== DATA RECORDS ==

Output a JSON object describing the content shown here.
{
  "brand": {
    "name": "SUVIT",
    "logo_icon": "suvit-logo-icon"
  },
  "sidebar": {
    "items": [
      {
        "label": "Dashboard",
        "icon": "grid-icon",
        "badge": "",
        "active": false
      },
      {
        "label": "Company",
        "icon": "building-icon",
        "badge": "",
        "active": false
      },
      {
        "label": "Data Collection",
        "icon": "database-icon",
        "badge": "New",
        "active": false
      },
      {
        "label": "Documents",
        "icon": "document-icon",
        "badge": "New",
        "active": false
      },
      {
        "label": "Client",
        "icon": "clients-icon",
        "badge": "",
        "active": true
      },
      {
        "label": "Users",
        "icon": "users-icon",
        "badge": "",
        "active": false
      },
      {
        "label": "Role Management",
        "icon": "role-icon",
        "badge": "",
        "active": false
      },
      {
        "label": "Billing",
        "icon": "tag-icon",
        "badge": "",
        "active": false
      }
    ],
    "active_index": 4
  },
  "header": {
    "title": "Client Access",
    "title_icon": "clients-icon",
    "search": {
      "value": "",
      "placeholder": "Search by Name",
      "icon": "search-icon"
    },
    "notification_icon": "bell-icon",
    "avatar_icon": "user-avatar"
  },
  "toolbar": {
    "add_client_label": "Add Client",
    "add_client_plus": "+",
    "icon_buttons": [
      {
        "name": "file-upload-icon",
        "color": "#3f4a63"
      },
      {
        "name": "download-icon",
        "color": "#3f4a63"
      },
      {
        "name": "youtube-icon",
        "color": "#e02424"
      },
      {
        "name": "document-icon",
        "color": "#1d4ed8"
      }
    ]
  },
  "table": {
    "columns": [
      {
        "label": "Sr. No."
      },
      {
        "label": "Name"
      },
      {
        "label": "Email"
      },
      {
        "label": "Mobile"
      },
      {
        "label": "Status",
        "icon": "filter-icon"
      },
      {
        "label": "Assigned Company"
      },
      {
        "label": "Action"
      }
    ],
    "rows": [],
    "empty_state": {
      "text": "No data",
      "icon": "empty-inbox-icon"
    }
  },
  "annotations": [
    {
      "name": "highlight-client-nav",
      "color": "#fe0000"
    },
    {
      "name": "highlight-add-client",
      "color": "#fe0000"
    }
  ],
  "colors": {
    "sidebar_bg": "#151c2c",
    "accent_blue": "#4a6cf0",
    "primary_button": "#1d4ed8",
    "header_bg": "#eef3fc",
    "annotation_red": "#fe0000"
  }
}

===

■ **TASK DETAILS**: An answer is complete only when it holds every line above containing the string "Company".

■ **YOUR SOLUTION**:
        "label": "Company",
        "label": "Assigned Company"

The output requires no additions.